The right seeds for your project
There are several factors to consider when choosing the right seeds for a project. As a rule of thumb we would always recommend that you start by taking stock of what's growing there already, before you make any changes. What's the soil like? Stony and dry, clay or loam? Is it sunny or shady? If nothing thrives in a particular spot then that may be a clue that it's a hostile environment to plants, perhaps too dry and shaded. You'll have a better chance of success with your seeds having given some thought to the location.
If you can observe a variety of species, emerging through the year, then you could adopt a more subtle approach to tend and enhance what already exists. A change in mowing regime can allow flowers to bloom and you can add individual species or mixes of native wild flowers, choosing those that are a good fit for the location.
Some spaces, such as this verge in the centre of a village, needed a fresh start. It had been a sorry patch of grass and dirt, compacted and gravelly where cars had been parking and with very little plant diversity.
This verge was thoroughly cleared and dug over, before sowing a beautiful flowerbed meadow, a mix called Every Kind of Soil, that would serve both people and pollinators. Since then it has become a focal point and is evolving with volunteers adding more perennials, bulbs and ornamental grasses each year.
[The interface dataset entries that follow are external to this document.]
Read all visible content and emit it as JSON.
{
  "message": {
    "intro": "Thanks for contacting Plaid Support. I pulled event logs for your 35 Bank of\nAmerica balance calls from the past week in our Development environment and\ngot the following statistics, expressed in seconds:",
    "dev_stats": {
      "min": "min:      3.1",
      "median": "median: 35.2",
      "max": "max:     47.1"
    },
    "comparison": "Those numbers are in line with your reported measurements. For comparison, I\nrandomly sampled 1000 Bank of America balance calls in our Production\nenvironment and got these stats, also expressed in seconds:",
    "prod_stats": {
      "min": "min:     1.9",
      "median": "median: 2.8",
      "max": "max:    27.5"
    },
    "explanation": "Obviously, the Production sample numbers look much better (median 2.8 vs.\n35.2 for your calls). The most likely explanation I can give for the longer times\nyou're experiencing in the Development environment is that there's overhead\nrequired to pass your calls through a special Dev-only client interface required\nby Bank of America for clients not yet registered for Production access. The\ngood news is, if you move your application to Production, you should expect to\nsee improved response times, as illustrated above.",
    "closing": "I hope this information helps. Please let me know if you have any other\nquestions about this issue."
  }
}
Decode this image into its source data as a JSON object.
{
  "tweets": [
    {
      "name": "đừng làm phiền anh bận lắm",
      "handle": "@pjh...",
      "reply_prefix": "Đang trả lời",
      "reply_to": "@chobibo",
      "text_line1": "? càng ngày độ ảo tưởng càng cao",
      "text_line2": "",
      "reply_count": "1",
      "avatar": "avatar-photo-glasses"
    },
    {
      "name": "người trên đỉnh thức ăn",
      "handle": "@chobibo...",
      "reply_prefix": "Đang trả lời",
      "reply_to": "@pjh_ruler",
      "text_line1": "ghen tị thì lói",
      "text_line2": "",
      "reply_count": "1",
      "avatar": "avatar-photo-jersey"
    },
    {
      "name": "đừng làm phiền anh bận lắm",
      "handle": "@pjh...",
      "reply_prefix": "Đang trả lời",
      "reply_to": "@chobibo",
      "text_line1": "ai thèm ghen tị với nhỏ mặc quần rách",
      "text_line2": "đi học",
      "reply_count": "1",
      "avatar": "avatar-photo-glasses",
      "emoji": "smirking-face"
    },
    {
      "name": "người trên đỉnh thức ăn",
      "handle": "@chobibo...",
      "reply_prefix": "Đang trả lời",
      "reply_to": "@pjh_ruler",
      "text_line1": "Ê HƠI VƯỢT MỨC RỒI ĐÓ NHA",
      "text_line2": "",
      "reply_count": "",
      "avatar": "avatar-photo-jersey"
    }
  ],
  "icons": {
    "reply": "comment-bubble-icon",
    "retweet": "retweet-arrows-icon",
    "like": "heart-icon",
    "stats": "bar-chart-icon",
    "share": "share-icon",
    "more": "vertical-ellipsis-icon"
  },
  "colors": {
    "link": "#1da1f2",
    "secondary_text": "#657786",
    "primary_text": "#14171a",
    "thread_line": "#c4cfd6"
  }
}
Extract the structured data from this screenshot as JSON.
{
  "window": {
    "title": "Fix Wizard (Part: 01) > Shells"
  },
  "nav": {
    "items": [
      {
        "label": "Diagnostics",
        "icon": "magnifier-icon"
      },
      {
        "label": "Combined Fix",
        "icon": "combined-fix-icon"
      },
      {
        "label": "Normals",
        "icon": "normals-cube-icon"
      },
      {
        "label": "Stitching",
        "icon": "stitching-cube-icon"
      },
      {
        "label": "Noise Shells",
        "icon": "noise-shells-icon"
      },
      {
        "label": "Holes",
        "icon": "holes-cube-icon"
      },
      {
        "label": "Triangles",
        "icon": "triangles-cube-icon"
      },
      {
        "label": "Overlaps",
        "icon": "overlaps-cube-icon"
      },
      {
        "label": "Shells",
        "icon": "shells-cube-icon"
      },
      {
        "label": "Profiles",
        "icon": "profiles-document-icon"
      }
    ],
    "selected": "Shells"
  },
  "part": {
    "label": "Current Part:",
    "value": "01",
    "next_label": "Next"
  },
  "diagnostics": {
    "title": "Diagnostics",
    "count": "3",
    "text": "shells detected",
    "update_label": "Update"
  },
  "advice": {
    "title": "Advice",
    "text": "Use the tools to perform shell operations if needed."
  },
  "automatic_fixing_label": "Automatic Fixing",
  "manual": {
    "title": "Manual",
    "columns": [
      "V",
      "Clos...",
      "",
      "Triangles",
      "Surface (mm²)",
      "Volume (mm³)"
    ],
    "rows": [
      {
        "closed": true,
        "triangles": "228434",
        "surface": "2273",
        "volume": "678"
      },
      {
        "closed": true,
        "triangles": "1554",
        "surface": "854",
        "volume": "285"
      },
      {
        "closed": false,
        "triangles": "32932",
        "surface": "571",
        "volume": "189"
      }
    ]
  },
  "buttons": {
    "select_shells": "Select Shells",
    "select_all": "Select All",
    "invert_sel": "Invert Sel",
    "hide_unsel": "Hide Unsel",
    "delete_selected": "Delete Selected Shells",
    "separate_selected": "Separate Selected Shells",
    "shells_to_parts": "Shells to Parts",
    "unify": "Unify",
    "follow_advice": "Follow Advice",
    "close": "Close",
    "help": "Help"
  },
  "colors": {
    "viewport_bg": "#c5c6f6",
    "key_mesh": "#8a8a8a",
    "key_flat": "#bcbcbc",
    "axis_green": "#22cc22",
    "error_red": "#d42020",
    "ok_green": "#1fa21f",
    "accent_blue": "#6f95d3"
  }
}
Flowerbed meadows, as the name suggests, need to be sown into a cleared bed of soil. This may entail removing turf (small areas can be tackled with a spade or for larger areas we hire a turf-stripper). Or you could repurpose an existing flower or vegetable bed, clearing it of weeds and their roots and giving it a light digging over.
When restoring a native meadow, the grass doesn't need to be completely removed but it is advisable to scarify it very thoroughly. For small areas hand tools will suffice but for larger areas a petrol scarifier is very effective. This removes thatch and uproots some of the grass, making space for new seeds to germinate and grow. Yellow rattle can be sown into grassland in the autumn; an annual flower that reduces some of the vigour of the grass by stealing nutrients from its roots, thereby giving the other wildflowers some space and light to flourish.
We never, EVER poison the existing vegetation in order to sow our flower mixes. The foundation to a healthy ecosystem is in the soil. What we see on the surface is a reflection of the compex web of life that exists beneath. Sprays may seem to offer a quick solution and give short term results but there is always a cost to pay in the long run, degrading the soil structure and causing potential harm to wildlife and to our own health.